• 21. What is equivalent forms reliability? • the consistency of a group of individuals’ scores on two equivalent forms of a test measuring the same thing • the success of this method depends on the ability to construct two equivalent forms of the same test
• 22. What is internal consistency reliability? • the consistency with which the items on a test measure a single construct
• 23. What is are two indexes of internal consistency? • split-half reliability: splitting a test into two equivalent haves and then assessing the consistency of the scores across the two halves of the test • each ha
• 24. What is split-half reliability? • splitting a test into two equivalent halves and then assessing the consistency of the scores across the two halves of the test • each half needs to be equal to the other in format, style, content, and other aspects
• 25. What is coefficient alpha? • a formula that provides an estimate of the reliability of a homogeneous test or an estimate of the reliability of each dimension in a multidimensional test • tells you the degree to which the items are interrelated • need to consider the number of items; don’t just assume that because the coefficient alpha is large, the items are strongly related
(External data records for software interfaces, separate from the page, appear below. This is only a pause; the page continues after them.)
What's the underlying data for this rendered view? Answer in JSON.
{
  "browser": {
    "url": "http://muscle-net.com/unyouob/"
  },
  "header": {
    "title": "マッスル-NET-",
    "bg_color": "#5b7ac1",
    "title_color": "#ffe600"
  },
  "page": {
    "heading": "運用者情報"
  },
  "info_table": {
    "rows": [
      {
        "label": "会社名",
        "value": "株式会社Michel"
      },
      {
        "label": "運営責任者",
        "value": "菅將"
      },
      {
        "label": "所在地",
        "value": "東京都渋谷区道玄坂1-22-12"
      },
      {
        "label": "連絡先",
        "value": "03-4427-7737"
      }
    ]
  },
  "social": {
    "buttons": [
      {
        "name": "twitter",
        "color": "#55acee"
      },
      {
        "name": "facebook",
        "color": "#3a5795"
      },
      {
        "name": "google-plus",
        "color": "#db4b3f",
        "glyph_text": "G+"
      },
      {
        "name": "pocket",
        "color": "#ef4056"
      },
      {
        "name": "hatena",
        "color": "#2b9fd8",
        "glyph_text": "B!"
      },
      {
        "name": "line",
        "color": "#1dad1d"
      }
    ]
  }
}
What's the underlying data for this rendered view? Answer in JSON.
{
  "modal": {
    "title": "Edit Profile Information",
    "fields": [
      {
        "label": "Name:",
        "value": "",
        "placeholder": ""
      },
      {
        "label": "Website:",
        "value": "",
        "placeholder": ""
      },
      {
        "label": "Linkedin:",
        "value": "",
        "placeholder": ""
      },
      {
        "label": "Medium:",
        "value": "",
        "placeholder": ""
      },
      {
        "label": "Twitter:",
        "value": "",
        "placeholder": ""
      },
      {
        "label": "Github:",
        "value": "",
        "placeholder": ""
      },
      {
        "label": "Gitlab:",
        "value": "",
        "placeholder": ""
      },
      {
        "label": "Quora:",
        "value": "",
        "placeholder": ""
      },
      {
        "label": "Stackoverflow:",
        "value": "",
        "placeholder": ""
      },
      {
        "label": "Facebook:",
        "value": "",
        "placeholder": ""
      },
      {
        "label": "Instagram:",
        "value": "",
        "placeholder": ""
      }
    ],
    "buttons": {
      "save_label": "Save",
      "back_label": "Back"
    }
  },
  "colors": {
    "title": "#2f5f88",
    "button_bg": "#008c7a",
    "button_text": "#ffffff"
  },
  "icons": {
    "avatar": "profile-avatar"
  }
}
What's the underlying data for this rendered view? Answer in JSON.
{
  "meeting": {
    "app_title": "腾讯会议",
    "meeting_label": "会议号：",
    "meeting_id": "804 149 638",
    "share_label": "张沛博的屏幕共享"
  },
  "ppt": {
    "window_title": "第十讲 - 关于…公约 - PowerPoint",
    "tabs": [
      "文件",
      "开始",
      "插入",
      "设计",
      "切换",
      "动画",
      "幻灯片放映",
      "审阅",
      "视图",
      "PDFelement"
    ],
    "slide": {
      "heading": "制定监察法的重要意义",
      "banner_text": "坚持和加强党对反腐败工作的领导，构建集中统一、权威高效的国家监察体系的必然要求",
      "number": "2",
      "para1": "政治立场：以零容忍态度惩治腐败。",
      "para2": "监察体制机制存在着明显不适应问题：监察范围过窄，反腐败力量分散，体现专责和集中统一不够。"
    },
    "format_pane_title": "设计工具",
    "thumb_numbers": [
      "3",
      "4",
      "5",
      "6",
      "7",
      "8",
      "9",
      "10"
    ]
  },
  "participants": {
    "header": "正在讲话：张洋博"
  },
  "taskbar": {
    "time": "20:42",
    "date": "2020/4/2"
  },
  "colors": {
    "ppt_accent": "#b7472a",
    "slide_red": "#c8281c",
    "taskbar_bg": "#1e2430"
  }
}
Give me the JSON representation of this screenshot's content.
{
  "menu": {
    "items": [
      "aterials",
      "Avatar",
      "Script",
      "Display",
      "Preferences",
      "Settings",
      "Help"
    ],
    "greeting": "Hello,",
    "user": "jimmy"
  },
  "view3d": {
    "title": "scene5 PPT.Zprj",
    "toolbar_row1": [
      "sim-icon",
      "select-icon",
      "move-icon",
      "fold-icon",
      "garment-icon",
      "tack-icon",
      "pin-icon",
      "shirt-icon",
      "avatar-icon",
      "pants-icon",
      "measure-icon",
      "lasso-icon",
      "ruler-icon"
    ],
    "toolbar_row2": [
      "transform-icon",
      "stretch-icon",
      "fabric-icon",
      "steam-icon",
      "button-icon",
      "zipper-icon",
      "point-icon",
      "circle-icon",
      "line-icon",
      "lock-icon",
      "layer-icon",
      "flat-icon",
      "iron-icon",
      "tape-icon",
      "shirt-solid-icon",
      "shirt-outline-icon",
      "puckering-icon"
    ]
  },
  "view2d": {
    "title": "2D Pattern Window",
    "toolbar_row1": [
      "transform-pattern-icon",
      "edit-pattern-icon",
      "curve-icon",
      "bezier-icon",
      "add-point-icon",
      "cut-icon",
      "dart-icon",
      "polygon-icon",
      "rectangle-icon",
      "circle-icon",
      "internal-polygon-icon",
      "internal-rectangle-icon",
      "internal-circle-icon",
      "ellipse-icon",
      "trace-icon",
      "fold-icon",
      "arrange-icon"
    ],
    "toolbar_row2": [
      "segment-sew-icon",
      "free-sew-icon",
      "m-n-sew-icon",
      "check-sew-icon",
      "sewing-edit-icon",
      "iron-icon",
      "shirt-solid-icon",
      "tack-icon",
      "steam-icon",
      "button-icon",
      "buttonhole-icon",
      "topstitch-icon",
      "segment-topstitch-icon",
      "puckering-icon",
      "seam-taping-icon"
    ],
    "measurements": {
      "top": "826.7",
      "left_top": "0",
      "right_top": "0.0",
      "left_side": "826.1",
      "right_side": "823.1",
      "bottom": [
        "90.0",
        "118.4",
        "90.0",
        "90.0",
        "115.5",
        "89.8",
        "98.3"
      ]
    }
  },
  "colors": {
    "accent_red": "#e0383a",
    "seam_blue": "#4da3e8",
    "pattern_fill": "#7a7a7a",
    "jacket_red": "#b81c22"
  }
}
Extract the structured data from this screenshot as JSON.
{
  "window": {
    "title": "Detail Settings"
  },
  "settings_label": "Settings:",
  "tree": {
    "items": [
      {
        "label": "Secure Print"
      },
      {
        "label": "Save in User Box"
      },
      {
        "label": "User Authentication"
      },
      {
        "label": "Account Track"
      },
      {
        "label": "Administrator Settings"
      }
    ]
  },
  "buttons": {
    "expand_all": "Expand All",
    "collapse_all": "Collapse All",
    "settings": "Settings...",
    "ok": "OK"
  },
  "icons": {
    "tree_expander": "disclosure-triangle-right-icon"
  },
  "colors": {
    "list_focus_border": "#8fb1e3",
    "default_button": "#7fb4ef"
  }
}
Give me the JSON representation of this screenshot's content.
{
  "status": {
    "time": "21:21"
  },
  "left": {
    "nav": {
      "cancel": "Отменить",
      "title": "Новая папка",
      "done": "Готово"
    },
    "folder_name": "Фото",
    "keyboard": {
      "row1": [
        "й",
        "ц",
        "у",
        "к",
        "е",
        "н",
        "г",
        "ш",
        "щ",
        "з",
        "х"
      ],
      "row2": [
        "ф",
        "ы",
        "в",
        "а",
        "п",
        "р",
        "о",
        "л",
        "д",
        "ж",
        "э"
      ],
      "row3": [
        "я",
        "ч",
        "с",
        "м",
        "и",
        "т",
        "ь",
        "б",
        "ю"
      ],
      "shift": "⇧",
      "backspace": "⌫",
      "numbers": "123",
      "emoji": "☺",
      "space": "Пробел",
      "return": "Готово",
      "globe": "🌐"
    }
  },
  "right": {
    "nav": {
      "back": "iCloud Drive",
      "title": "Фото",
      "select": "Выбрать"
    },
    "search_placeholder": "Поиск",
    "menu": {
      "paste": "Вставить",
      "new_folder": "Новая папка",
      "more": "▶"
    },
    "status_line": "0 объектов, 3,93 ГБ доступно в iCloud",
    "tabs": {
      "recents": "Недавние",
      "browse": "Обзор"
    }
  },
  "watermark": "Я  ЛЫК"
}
• 26. What is interscorer reliability? • the degree of agreement or consistency between two or more scorers, judges, or raters • some degree of training and practice for the scorers is advised to improve the reliability of an evaluation
• 27. What is the definition of validity? • the accuracy of the inferences, interpretations, or actions made on the basis of test scores • to make sure that our test is measuring what we intended it to measure for the particular people in a particular context and that the interpretations we make on the basis of the test scores are correct • we want our inferences to be accurate and aour actions to be appropriate
• 28. What is the definition of validity evidence? • the empirical evidence and theoretical rationales that support the inferences or interpretations made from the test scores
• 29. What is the definition of validation? • the process of gather evidence that supports inferences made on the basis of test scores • the best rule is to collect multiple sources of evidence